Our practice provides the latest cosmetic dental procedures for full-mouth restoration, single-tooth restoration, or anywhere in between. Our primary goal for our patients is to achieve and maintain optimum oral health. We accomplish this through a teamwork approach, where we provide the latest in techniques and technologies, and our patients maintain their scheduled dental appointments.
Teeth can be damaged by decay or trauma. Fillings are used to restore damaged tooth structure with a dental material. With today’s advancements, tooth-colored materials are typically a superior choice for restoring teeth.
However, we do offer silver fillings if they are preferred or when a tooth-colored filling is contraindicated. We can also replace old, broken-down amalgam/silver fillings with tooth-colored fillings to restore your smile and teeth to a more natural look and feel.
In some instances, damage to a tooth exceeds what can be treated with a filling. Trauma and deep decay are the two main reasons why a root canal may be indicated. A root canal is a procedure that removes the nerve from the central part of the tooth, reshapes the canal, and replaces it with a strengthening filler, restoring the health and integrity of the natural tooth.

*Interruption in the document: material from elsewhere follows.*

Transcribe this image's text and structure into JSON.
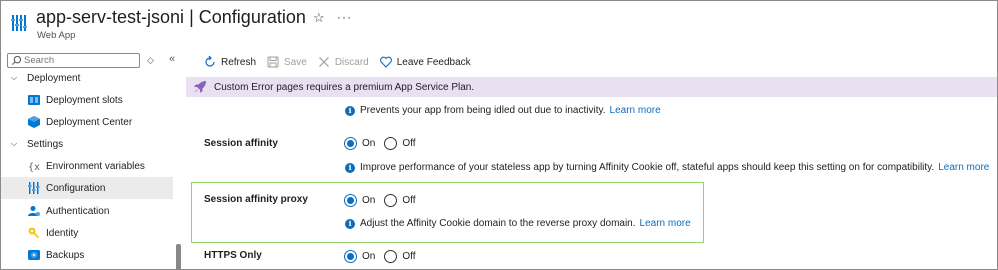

This procedure involves:
- The patient receives local anesthetic.
- A dental dam is used to isolate the tooth.
- The tooth is opened to allow for removal of infected or dead dental pulp.
- The tooth is cleaned, including any cracks and canals.
- With special tools, the doctor reshapes the canals.
- The tooth is filled again with a biocompatible filling material.
- A filling is placed to cover the access opening.
- The patient must see Dr. Magno for a permanent restoration of the tooth.
An extraction is the complete removal of a tooth. Extractions are sometimes necessary if a primary tooth is preventing the normal eruption of a permanent tooth, if the tooth has suffered such extensive tooth decay or trauma that cannot be repaired, if the patient has gum disease, or if the tooth is impacted (usually the wisdom teeth). Depending on the complexity of the case, an extraction can be performed surgically or non-surgically.
Third molars are more commonly called "wisdom teeth." Usually appearing in the late teens or early twenties, third molars often lack the proper space in the jaw to erupt fully or even at all. This common condition is called impaction. When any tooth lacks the space to erupt, or simply develops in the wrong place of your jaw and becomes impacted, problems can arise.
Sometimes, an impacted wisdom tooth can become inflamed under the gums and in the jawbone. If this situation goes untreated, serious damage can occur to the underlying bone, surrounding teeth, and tissues.
To stave off this result, an extraction of one, or possibly all of the wisdom teeth may be advised. If that is the case, we will likely refer you to one of the highly skilled oral surgeons with whom we work very closely.
A crown is a permanent covering that fits over an original tooth that is either decayed, damaged, or cracked. Crowns are made of a variety of different materials such as porcelain, gold, acrylic resin or a mix of these materials.
The crown process involves:
- Numbing the tooth
- Removal of any decay.
- Re-contouring the tooth to provide an ideal fit for the crown.
- Making an impression of your teeth in order to create a custom-made crown (usually takes a few weeks to receive back from the lab).
- • Making an impression of your teeth in order to create a custom-made crown (usually takes a few weeks to receive back from the lab).
- Applying the permanent crown (when received from the lab) by removing the temporary crown and fitting the permanent one onto the tooth.
- After ensuring that the crown has the proper look and fit, the dentist cements it into place.
This process generally consists of a minimum of two visits over a three to four week period. Once the procedure is completed, proper dental hygiene, including daily brushing and flossing, is required to maintain the integrity of the crown and the health of the teeth and gums..
A bridge is a dental device that fills a space that a tooth previously occupied. A bridge may be necessary to prevent shifting of the teeth that can lead to bite problems and/or jaw problems and resultant periodontal disease. Bridges safeguard the integrity of existing teeth and help maintain a healthy, vibrant smile.
There are three main types of bridges, namely:
A fixed bridge is the most popular and consists of an artificial tooth that is attached to two crowns, which fit over the existing teeth and hold the bridge in place.
The “Maryland” bridge is used to replace missing front teeth and consists of an artificial tooth that is attached to metal bands that are bonded to the abutment teeth. The metal bands consist of a white-colored composite resin that matches existing tooth color.
The cantilever bridge is used when there is a tooth on only one side of the span. A typical three-unit cantilever bridge consists of two crowned teeth positioned next to each other on the same side of the missing tooth space. The artificial tooth is then connected to the two crowned teeth, which extend into the missing tooth space.
The process for making a bridge is the same as the process for making a crown, except more teeth are involved. Typically, there are two appointments needed over a 4-week period.